A 1951 United Airlines postcard showing the "Mainliner Denver," the same plane that was destroyed in the 1955 bombing.

The explosion marked the first bombing of a U.S. commercial airplane and was a watershed moment in aviation history.

Andrew J. Field researched the bombing for his book "Mainliner Denver: The Bombing of Flight 629," which was published in 2005. Field is a former staff attorney for the Colorado Supreme Court and the Colorado Court of Appeals. He spoke with Host Nathan Heffel about the anniversary of the crash.

Read an Excerpt:

At the head of the runway, Hall reapplied the brake and brought the engines up to 60 percent power. After checking the tachometer, Hall released the brake and pushed the throttle fully forward, increasing the speed of the engines to 2,600 r.p.m. The sleek DC-6B responded immediately, hurtling down the lighted runway until Hall eased back the steering yoke and took the plane gently skyward. 
Four minutes later, at 6:56 P.M., Hall radioed the tower and reported that he had passed the Denver omnistation, a radio broadcasting beacon seven miles northeast of the airport.
In seven minutes, the thirty-nine passengers and five crew members would all be gone.

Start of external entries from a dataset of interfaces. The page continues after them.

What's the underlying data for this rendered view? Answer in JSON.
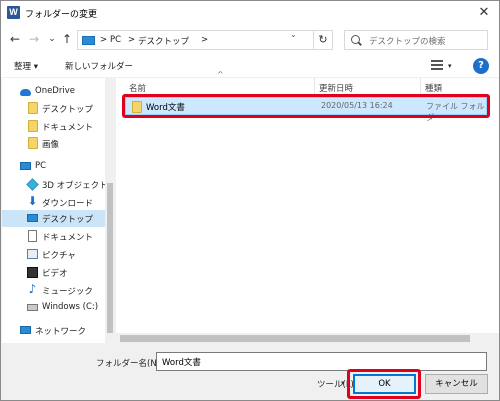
{
  "titlebar": {
    "title": "フォルダーの変更",
    "app_icon": "W",
    "close": "✕"
  },
  "nav": {
    "back": "←",
    "forward": "→",
    "recent": "⌄",
    "up": "↑",
    "address": [
      "PC",
      "デスクトップ"
    ],
    "separator": ">",
    "address_dropdown": "⌄",
    "refresh": "↻",
    "search_placeholder": "デスクトップの検索"
  },
  "toolbar": {
    "organize": "整理 ▾",
    "new_folder": "新しいフォルダー",
    "help": "?"
  },
  "sidebar": {
    "items": [
      {
        "label": "OneDrive",
        "icon": "cloud-icon"
      },
      {
        "label": "デスクトップ",
        "icon": "folder-icon"
      },
      {
        "label": "ドキュメント",
        "icon": "folder-icon"
      },
      {
        "label": "画像",
        "icon": "folder-icon"
      },
      {
        "label": "PC",
        "icon": "pc-icon"
      },
      {
        "label": "3D オブジェクト",
        "icon": "3d-objects-icon"
      },
      {
        "label": "ダウンロード",
        "icon": "download-icon"
      },
      {
        "label": "デスクトップ",
        "icon": "desktop-icon",
        "selected": true
      },
      {
        "label": "ドキュメント",
        "icon": "document-icon"
      },
      {
        "label": "ピクチャ",
        "icon": "pictures-icon"
      },
      {
        "label": "ビデオ",
        "icon": "video-icon"
      },
      {
        "label": "ミュージック",
        "icon": "music-icon"
      },
      {
        "label": "Windows (C:)",
        "icon": "drive-icon"
      },
      {
        "label": "ネットワーク",
        "icon": "network-icon"
      }
    ]
  },
  "file_list": {
    "columns": [
      "名前",
      "更新日時",
      "種類"
    ],
    "rows": [
      {
        "name": "Word文書",
        "date": "2020/05/13 16:24",
        "type": "ファイル フォルダー",
        "selected": true
      }
    ]
  },
  "footer": {
    "folder_name_label": "フォルダー名(N):",
    "folder_name_value": "Word文書",
    "tools_label": "ツール(L)",
    "ok_label": "OK",
    "cancel_label": "キャンセル"
  },
  "colors": {
    "highlight": "#e0001b",
    "selection": "#cce8ff",
    "accent": "#0078d7"
  }
}
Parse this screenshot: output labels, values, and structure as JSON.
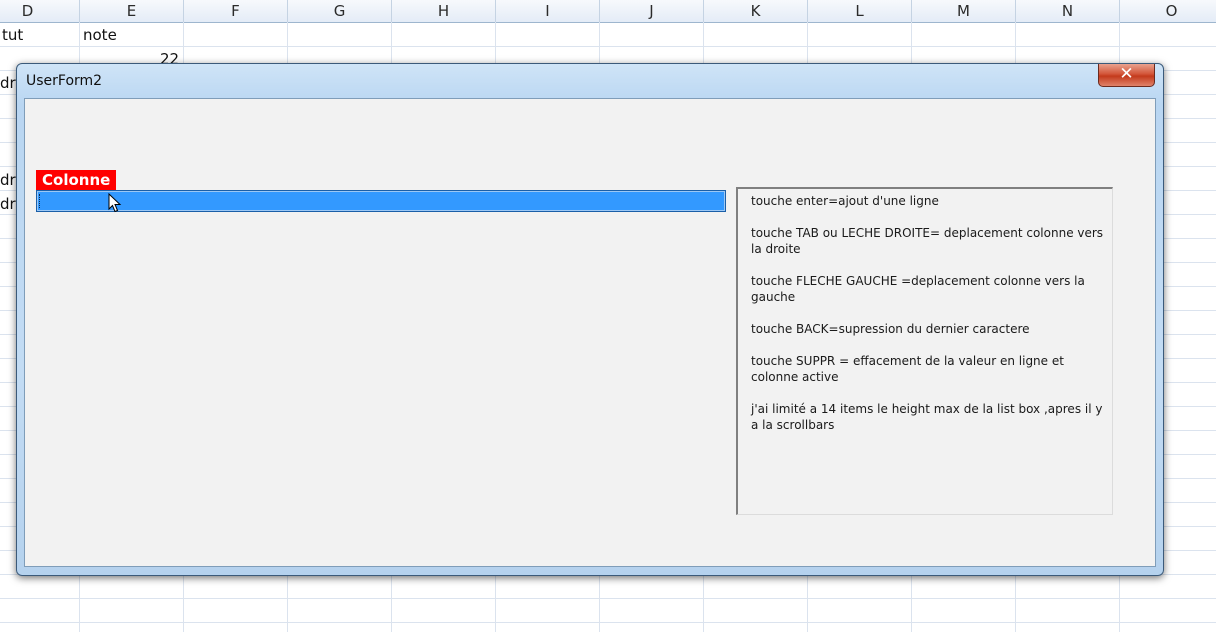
{
  "spreadsheet": {
    "columns": [
      "D",
      "E",
      "F",
      "G",
      "H",
      "I",
      "J",
      "K",
      "L",
      "M",
      "N",
      "O"
    ],
    "cells": {
      "d1": "tut",
      "e1": "note",
      "e2": "22",
      "d3": "dre",
      "d6": "dre",
      "d7": "dre"
    }
  },
  "userform": {
    "title": "UserForm2",
    "close_icon": "close-x-icon",
    "close_glyph": "✕",
    "label": "Colonne",
    "input_value": "",
    "help_lines": [
      "touche enter=ajout d'une ligne",
      "touche TAB ou LECHE DROITE= deplacement colonne vers la droite",
      "touche FLECHE GAUCHE =deplacement colonne vers la gauche",
      "touche BACK=supression du dernier caractere",
      "touche SUPPR = effacement de la valeur en ligne et colonne active",
      "j'ai limité a 14 items le height max de la list box ,apres il y a la scrollbars"
    ]
  },
  "colors": {
    "label_bg": "#ff0000",
    "input_selected_bg": "#3399ff",
    "client_bg": "#f2f2f2",
    "close_button": "#c33a1c"
  }
}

Reprinted from "Mainliner Denver: The Bombing of Flight 629," by Andrew J. Field with permission from Johnson Books, a division of Big Earth Publishing. Copyright (c) Andrew J. Field, 2005.